-- Source data follows --
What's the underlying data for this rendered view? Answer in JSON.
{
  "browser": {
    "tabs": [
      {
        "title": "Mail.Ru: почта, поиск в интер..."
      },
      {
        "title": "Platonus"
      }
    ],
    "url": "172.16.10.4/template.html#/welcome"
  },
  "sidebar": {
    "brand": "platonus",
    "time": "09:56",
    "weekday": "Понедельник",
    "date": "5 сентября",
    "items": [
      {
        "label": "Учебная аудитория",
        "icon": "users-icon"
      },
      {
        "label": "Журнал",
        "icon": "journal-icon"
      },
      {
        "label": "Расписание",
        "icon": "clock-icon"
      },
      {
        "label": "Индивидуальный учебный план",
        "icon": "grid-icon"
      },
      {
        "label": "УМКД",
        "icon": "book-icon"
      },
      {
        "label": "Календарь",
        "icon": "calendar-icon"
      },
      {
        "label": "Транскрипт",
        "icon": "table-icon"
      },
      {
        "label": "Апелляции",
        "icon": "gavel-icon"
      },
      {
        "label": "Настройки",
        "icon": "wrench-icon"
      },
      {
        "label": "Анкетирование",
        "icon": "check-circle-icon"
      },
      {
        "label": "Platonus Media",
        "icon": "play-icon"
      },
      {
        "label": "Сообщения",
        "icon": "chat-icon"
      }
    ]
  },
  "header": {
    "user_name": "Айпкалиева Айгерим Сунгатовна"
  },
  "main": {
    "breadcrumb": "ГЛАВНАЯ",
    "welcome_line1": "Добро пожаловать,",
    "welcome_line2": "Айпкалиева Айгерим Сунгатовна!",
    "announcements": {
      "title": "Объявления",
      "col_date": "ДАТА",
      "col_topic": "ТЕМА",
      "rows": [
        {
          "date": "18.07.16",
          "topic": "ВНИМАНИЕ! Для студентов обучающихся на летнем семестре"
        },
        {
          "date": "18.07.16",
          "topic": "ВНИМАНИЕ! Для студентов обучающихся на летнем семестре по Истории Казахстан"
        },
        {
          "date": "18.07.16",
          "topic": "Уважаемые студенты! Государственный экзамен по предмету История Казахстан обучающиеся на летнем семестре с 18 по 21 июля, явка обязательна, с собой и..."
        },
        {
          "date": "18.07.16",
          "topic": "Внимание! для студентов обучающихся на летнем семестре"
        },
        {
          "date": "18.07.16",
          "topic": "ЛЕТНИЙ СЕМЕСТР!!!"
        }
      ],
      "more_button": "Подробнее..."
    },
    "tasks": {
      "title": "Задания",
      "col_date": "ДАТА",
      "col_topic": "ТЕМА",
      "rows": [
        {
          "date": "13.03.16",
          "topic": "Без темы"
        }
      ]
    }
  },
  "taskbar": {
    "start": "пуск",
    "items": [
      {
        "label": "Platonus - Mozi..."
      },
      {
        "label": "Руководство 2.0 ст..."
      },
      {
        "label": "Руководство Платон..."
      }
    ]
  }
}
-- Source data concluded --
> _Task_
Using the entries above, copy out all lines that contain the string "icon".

> _Solved exercise_
        "icon": "users-icon"
        "icon": "journal-icon"
        "icon": "clock-icon"
        "icon": "grid-icon"
        "icon": "book-icon"
        "icon": "calendar-icon"
        "icon": "table-icon"
        "icon": "gavel-icon"
        "icon": "wrench-icon"
        "icon": "check-circle-icon"
        "icon": "play-icon"
        "icon": "chat-icon"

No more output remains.